• Long, hot baths or showers
• Dry skin
• Rapid changes in temperature
• Low humidity
• Solvents, cleaners, soaps or detergents
• Wool or man-made fabrics or clothing
• Dust or sand
• Cigarette smoke
When atopic dermatitis occurs in infants, it's called infantile eczema. This condition begins in infancy and may continue into childhood and adolescence.
Infantile eczema often involves an oozing, crusting rash, mainly on the face and scalp, but it can occur anywhere. After infancy, the rash becomes dryer and tends to be red to brown-gray in color. In adolescence, the skin may be scaly or thickened and easily irritated and the intense itching may continue.
The exact cause of atopic dermatitis is unknown, but is likely due to a combination of dry, irritated skin together with a malfunction in the body's immune system. Stress and other emotional disorders can worsen atopic dermatitis, but they don't cause it.
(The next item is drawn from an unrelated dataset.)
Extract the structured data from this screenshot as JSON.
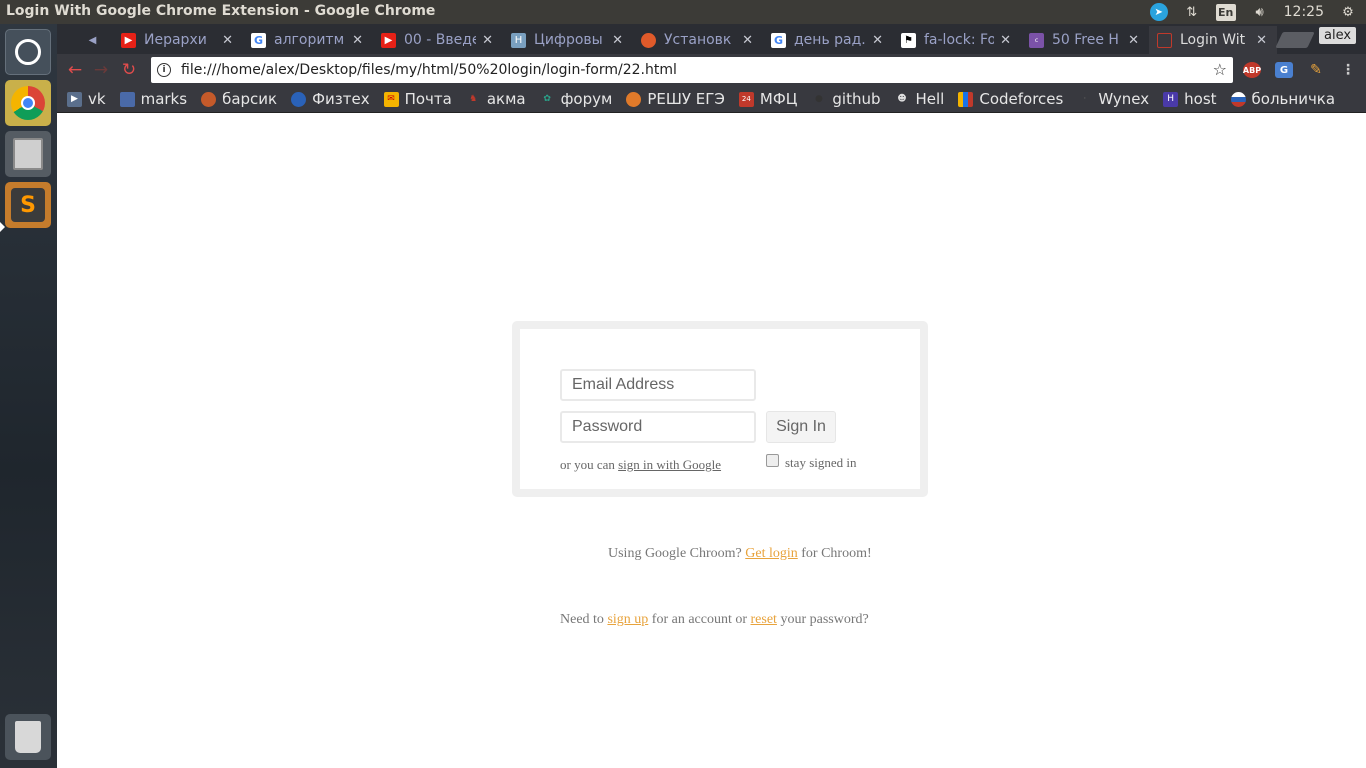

Atopic dermatitis often occurs along with allergies and frequently runs in families in which other family members have asthma or hay fever. About three out of four children who have signs and symptoms of atopic dermatitis later develop asthma or hay fever.
Treatment of eczema
If the diagnosis is eczema, the dermatologist will explain what type of eczema you have and prescribe an appropriate treatment plan. Before prescribing a treatment plan, a dermatologist considers the type of eczema, extent and severity of the eczema, patient’s medical history, and a number of other factors.
Medication and other therapies will be prescribed as needed to:
• Control itching • Reduce skin inflammation • Clear infection
• Loosen and remove scaly lesions • Reduce new lesions
It is important to realize that in most cases no one treatment will be effective. Medical research continues to show that the most effective treatment plan for eczema — regardless of type — involves using a combination of therapies to treat the skin and making lifestyle changes to control flare-ups. Doing so, tends to increase effectiveness and reduce side effects from medications.